Van Agtmael: The conventional wisdom is that at this moment in war coverage, there’s a lot less freedom of movement; that journalists are not seen as neutral but as tools to be leveraged. I don’t know if that’s actually true. There’s certainly been an uptick in the killing and kidnappings of journalists. But when I started covering Iraq in 2006, there was a huge kidnapping risk. The war was really turning from something where photographers and journalists could work relatively unimpeded without a lot of advance planning to only being able to work embedded. And so from my frame of reference, photography has always been in the time when it was dangerous to be a journalist. When I was in Mosul last year, it was possible to work relatively freely but there were a tremendous number of risks. Kidnapping, snipers, car bombs, conventional weapons, chemical attacks…
"Now I like working in a way that asks more questions than giving answers. "
- Moises Saman
How did Iraq affect you personally?
Saman: It wasn’t good for personal relationships; it was only good for your own career. No one knew the war was going to drag on so long. If anything you embrace that downward spiral — or at least I did, and I know for a fact many other people did. The war became your life; the intensity of it really took over everything else.
Van Agtmael: Everyone has their own trajectory. For a time, it was pretty much a singular obsession that did start to take its toll. There’s a real, dark danger in being obsessed with covering war all the time. At some point I became mindful that it was taking a toll on my emotional health but also atrophying other parts of myself that were not being developed because I was so focused on myself. A combination of factors — a catastrophically failed relationship and a near-death experience — made me rethink my choices.
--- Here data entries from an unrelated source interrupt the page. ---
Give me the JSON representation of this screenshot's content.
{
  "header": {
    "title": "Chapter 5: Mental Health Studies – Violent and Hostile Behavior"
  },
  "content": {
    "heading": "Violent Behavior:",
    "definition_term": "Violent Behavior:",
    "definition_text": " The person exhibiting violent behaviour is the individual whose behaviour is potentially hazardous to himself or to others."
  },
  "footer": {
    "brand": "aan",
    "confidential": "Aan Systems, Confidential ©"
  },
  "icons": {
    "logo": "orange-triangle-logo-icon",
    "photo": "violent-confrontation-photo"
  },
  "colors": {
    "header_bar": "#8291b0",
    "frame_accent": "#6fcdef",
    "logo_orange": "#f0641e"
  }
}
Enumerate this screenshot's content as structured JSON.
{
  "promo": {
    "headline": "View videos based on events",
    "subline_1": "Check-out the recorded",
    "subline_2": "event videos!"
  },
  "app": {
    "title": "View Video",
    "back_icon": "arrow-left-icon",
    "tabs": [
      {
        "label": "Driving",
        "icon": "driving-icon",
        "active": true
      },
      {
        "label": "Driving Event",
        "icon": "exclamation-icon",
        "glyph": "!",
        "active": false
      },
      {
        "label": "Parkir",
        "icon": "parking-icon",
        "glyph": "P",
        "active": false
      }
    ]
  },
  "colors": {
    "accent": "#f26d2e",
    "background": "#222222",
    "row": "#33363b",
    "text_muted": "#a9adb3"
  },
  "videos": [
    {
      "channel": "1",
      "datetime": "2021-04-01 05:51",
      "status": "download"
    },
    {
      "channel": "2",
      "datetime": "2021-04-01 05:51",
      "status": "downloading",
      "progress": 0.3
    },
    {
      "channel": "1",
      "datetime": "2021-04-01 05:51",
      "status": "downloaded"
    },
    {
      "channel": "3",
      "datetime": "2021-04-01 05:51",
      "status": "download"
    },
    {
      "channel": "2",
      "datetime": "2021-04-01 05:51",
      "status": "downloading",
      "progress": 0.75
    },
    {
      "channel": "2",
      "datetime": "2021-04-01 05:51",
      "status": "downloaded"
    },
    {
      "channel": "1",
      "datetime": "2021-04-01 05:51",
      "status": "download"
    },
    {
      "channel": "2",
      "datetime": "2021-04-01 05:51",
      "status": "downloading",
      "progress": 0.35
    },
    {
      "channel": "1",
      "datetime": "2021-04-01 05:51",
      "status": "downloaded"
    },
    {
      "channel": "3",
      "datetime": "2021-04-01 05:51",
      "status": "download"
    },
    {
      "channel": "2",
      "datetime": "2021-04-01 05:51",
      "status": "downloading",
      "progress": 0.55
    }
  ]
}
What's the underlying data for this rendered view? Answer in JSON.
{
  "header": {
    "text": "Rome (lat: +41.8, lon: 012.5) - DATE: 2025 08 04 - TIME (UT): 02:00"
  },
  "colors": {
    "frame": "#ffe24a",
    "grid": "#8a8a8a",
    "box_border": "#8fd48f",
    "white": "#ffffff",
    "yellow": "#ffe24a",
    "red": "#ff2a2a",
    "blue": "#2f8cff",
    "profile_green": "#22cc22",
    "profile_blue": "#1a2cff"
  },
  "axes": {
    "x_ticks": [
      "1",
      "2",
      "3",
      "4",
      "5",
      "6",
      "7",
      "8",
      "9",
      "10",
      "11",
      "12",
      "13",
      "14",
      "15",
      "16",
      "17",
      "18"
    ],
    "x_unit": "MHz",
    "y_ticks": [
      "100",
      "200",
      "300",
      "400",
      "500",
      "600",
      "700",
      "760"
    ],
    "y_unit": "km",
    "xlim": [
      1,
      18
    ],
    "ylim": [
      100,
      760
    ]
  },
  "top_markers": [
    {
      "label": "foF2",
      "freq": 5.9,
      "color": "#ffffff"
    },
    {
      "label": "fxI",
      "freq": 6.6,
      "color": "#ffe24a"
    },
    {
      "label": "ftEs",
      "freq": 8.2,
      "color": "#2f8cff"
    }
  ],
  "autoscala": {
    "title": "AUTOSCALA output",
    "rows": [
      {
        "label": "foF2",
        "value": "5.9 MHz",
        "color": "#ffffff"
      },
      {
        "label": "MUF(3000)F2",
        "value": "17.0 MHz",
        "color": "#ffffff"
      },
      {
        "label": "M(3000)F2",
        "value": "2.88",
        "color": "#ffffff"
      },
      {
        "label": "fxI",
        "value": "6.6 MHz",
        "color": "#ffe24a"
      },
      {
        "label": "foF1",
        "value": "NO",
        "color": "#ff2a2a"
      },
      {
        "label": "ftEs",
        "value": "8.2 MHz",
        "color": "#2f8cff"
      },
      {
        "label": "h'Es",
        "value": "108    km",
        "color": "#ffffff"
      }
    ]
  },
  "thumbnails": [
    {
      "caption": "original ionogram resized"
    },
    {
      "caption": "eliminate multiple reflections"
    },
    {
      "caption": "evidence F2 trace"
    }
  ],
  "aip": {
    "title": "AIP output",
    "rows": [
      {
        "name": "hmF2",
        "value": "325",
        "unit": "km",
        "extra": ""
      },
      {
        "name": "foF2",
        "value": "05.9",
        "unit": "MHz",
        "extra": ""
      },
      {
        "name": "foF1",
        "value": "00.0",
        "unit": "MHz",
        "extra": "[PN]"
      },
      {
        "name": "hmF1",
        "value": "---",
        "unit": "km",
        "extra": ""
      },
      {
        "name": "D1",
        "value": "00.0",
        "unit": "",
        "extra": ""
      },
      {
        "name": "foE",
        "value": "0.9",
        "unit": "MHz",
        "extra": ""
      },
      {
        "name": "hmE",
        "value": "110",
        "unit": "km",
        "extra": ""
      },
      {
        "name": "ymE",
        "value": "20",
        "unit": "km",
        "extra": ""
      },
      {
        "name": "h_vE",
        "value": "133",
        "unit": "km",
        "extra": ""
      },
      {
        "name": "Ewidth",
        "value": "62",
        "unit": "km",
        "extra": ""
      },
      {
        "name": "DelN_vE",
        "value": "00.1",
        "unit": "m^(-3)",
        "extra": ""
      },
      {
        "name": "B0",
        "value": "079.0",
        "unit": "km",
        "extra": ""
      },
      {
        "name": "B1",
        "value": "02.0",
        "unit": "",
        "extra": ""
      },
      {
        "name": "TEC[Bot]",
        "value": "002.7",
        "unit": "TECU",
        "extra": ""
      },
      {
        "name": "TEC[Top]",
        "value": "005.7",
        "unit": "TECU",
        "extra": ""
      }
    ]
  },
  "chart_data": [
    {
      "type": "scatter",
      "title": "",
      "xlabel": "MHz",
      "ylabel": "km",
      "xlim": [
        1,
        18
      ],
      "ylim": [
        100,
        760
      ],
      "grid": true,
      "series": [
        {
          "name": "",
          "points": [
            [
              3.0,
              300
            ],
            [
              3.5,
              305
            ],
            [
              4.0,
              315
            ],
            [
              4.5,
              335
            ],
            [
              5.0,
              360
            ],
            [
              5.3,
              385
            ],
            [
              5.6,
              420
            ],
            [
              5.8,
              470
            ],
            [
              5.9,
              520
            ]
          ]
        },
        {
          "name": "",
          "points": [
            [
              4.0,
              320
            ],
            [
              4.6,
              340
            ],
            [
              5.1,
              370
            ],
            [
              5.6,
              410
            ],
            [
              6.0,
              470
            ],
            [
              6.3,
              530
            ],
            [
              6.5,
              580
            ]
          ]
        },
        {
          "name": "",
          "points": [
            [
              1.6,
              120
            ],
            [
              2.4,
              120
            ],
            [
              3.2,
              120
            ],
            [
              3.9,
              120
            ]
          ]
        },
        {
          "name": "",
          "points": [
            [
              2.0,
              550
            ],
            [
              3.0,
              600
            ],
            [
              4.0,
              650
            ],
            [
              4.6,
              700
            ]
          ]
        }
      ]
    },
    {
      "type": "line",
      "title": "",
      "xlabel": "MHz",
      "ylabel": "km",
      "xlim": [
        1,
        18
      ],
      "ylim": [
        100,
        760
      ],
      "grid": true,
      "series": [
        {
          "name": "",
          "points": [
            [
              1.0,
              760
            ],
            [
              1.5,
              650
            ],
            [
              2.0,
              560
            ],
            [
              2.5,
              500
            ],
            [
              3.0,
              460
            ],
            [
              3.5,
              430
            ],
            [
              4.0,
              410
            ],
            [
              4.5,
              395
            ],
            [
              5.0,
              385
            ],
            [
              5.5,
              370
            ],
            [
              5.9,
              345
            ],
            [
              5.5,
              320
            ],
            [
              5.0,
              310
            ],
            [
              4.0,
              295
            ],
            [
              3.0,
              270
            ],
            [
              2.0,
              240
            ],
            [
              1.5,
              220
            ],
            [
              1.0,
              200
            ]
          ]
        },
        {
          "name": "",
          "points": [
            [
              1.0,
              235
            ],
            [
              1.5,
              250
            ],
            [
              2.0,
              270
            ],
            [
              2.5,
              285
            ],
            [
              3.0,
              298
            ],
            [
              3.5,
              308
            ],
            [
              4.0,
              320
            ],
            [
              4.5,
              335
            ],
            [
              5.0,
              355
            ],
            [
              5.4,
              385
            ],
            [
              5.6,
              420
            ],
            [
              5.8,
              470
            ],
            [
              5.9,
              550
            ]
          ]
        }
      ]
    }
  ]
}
Saman: You surround yourself with similar kind of people and engaging with people outside of that circle became more and more difficult. It was important for me to learn how to get out of that circle, to grow as a person and as a photographer.
Van Agtmael: I knew Iraq was important to me and I had more to say. I just became more mindful of having balance. The impossible question is “when do you say it’s time to stop and move on? I do think about how I’m going to sustain this until I’m an old man: emotionally, physically, photographically, intellectually, artistically. In terms of energy as well. If any one of these things wanes too much, it’s hard to sustain.
How does your earlier work in Iraq sit with your approach today?
Van Agtmael: Photography is good at showing the human terms. When I was working primarily with the American soldiers, I was trying to tell a complex portrait of America at war — but it was nevertheless within the conventions of photographing an army at war. When it came to turning my lens onto the Iraqis, Syrians or Afghans, it was a much richer, nuanced portrait of a whole society — emotionally and photographically. It was important for my own reasons of identity to explore the American perspective but once I saw what I was missing, it dramatically changed my focus.
Saman: Back then I was more focused on getting that one picture that tells the story. Now I like working in a way that asks more questions than giving answers.
There are moments now that are perhaps more meaningful than I could see back then. The editing process, that’s where I find the language and the narrative; it’s where you can really shape things. When I have time to look at the work I was shooting then, these sensitivities I have now will hopefully allow me to see things I didn’t see then.